- **What you have to do**
Though the entries hold pictures, only their text should be duplicated, exactly and in full.

- **Input**
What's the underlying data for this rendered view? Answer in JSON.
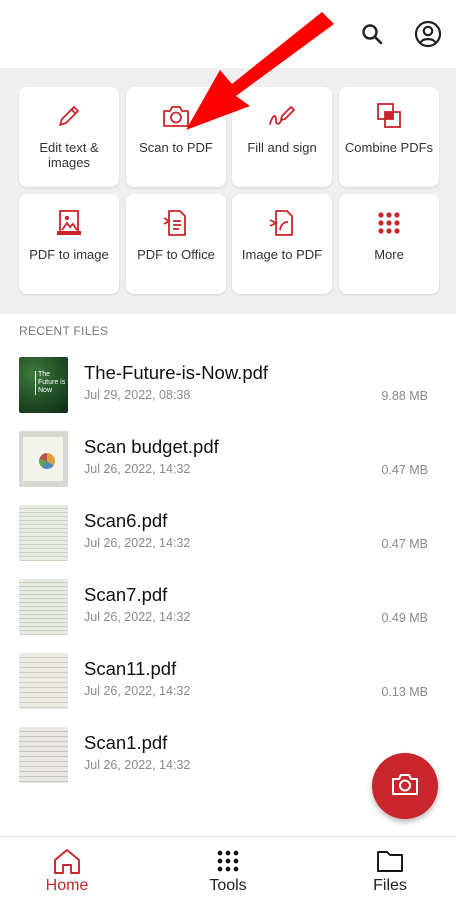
{
  "header": {
    "search_icon": "search-icon",
    "account_icon": "account-circle-icon"
  },
  "tools": [
    {
      "label": "Edit text & images",
      "icon": "pencil-icon"
    },
    {
      "label": "Scan to PDF",
      "icon": "camera-icon"
    },
    {
      "label": "Fill and sign",
      "icon": "sign-pen-icon"
    },
    {
      "label": "Combine PDFs",
      "icon": "combine-icon"
    },
    {
      "label": "PDF to image",
      "icon": "pdf-image-icon"
    },
    {
      "label": "PDF to Office",
      "icon": "pdf-office-icon"
    },
    {
      "label": "Image to PDF",
      "icon": "image-pdf-icon"
    },
    {
      "label": "More",
      "icon": "grid-dots-icon"
    }
  ],
  "recent": {
    "title": "RECENT FILES",
    "files": [
      {
        "name": "The-Future-is-Now.pdf",
        "date": "Jul 29, 2022, 08:38",
        "size": "9.88 MB",
        "thumb_text": "The Future is Now"
      },
      {
        "name": "Scan budget.pdf",
        "date": "Jul 26, 2022, 14:32",
        "size": "0.47 MB"
      },
      {
        "name": "Scan6.pdf",
        "date": "Jul 26, 2022, 14:32",
        "size": "0.47 MB"
      },
      {
        "name": "Scan7.pdf",
        "date": "Jul 26, 2022, 14:32",
        "size": "0.49 MB"
      },
      {
        "name": "Scan11.pdf",
        "date": "Jul 26, 2022, 14:32",
        "size": "0.13 MB"
      },
      {
        "name": "Scan1.pdf",
        "date": "Jul 26, 2022, 14:32",
        "size": ""
      }
    ]
  },
  "fab": {
    "icon": "camera-icon"
  },
  "nav": {
    "items": [
      {
        "label": "Home",
        "icon": "home-icon",
        "active": true
      },
      {
        "label": "Tools",
        "icon": "grid-dots-icon",
        "active": false
      },
      {
        "label": "Files",
        "icon": "folder-icon",
        "active": false
      }
    ]
  },
  "colors": {
    "accent": "#c8262c",
    "annotation_arrow": "#ff0000",
    "tools_background": "#efefef"
  }
}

- **Result of the task**
What's the underlying data for this rendered view? Answer in JSON.
{
  "header": {
    "search_icon": "search-icon",
    "account_icon": "account-circle-icon"
  },
  "tools": [
    {
      "label": "Edit text & images",
      "icon": "pencil-icon"
    },
    {
      "label": "Scan to PDF",
      "icon": "camera-icon"
    },
    {
      "label": "Fill and sign",
      "icon": "sign-pen-icon"
    },
    {
      "label": "Combine PDFs",
      "icon": "combine-icon"
    },
    {
      "label": "PDF to image",
      "icon": "pdf-image-icon"
    },
    {
      "label": "PDF to Office",
      "icon": "pdf-office-icon"
    },
    {
      "label": "Image to PDF",
      "icon": "image-pdf-icon"
    },
    {
      "label": "More",
      "icon": "grid-dots-icon"
    }
  ],
  "recent": {
    "title": "RECENT FILES",
    "files": [
      {
        "name": "The-Future-is-Now.pdf",
        "date": "Jul 29, 2022, 08:38",
        "size": "9.88 MB",
        "thumb_text": "The Future is Now"
      },
      {
        "name": "Scan budget.pdf",
        "date": "Jul 26, 2022, 14:32",
        "size": "0.47 MB"
      },
      {
        "name": "Scan6.pdf",
        "date": "Jul 26, 2022, 14:32",
        "size": "0.47 MB"
      },
      {
        "name": "Scan7.pdf",
        "date": "Jul 26, 2022, 14:32",
        "size": "0.49 MB"
      },
      {
        "name": "Scan11.pdf",
        "date": "Jul 26, 2022, 14:32",
        "size": "0.13 MB"
      },
      {
        "name": "Scan1.pdf",
        "date": "Jul 26, 2022, 14:32",
        "size": ""
      }
    ]
  },
  "fab": {
    "icon": "camera-icon"
  },
  "nav": {
    "items": [
      {
        "label": "Home",
        "icon": "home-icon",
        "active": true
      },
      {
        "label": "Tools",
        "icon": "grid-dots-icon",
        "active": false
      },
      {
        "label": "Files",
        "icon": "folder-icon",
        "active": false
      }
    ]
  },
  "colors": {
    "accent": "#c8262c",
    "annotation_arrow": "#ff0000",
    "tools_background": "#efefef"
  }
}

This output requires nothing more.